      @ Evan3457:
      This is all you do in lieu of an argument: tell stories: Do you have a response to this:

      No, this is called blowing your argument to smithereens by citing evidence. You said Gura was “a Yankee killer”, and I agreed, in the regular season, he was. Then I proved to you and to anyone reading that despite his reputation, he made an overall negative contribution to the Royals’ attempts to win the ALCS in 1976, 1977, and 1978. Therefore, your awarding one game to the Royals in the 1980 ALCS on the basis of his being a “Yankee killer” is idiotic, since it never won the Royals an ALCS before, and only 1 game out in the 3 series combined.

      But you already know it was an idiotic argument, which is why you retreat to the “narrative” dodge. It’s the best you can do under the circumstances. How sad.

      … Or do you need a few more months? You lost the argument, chump. Get over it, already… It’s not the end of the world…

      Didn’t lose it; in fact, won it yet again in the ALCS. Really chumped you.
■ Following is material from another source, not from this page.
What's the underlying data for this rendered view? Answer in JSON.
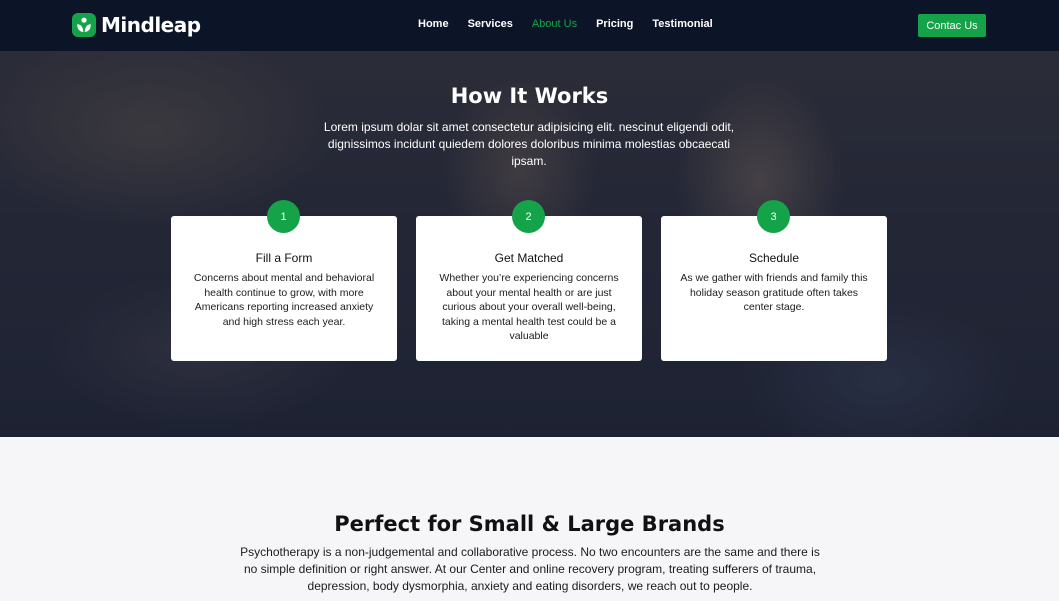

But denial is your modus operandi.

      No one’s surprised; we know why.

    72. Evan3457
      December 29th, 2013 | 5:59 pm

      Kamieniecki wrote:

      @ Evan3457:
      Keep flailing…. What is the postseason E.R.A. for all nos. 1-2 starting pitchers for all playoff teams from 1995-2013? Do you have that number, chump?

      Why do you treat this argument as if it’s some great triumph?
      I’ll be postseason OPS for #3,4,5 hitters as a group is better than that of #7,8,9 hitters?
      Do you have that number?
      No, but you do have yet more
      http://kevinunderhill.typepad.com/.a/6a00d83451bd4469e201310faddcc3970c-800wi

    73. Kamieniecki
      December 29th, 2013 | 6:01 pm

      @ Evan3457:
      “Didn’t think so…” LOL. Loser.

    74. McMillan
      December 29th, 2013 | 6:15 pm

      Evan3457 wrote:

      Why do you treat this argument as if it’s some great triumph?

      @ Evan3457:
      … It’s the reason you lost, that’s why.

    75. Evan3457
      December 29th, 2013 | 6:52 pm

      Kamieniecki wrote:

      @ Evan3457:
      “Didn’t think so…” LOL. Loser.

      You’re so lame. Arguing with you is punching down.
      You’re not worth my time, but I’m not going to let your idiotic ravings go unchallenged.

    76. Evan3457
      December 29th, 2013 | 6:53 pm

      McMillan wrote:

      Evan3457 wrote:
      Why do you treat this argument as if it’s some great triumph?
      @ Evan3457:
      … It’s the reason you lost, that’s why.

      You can say that as many times as you like, and you’re still wrong.
      You’ve been beaten so badly you’re rambling from desperation to desperation, each more pathetic than the last.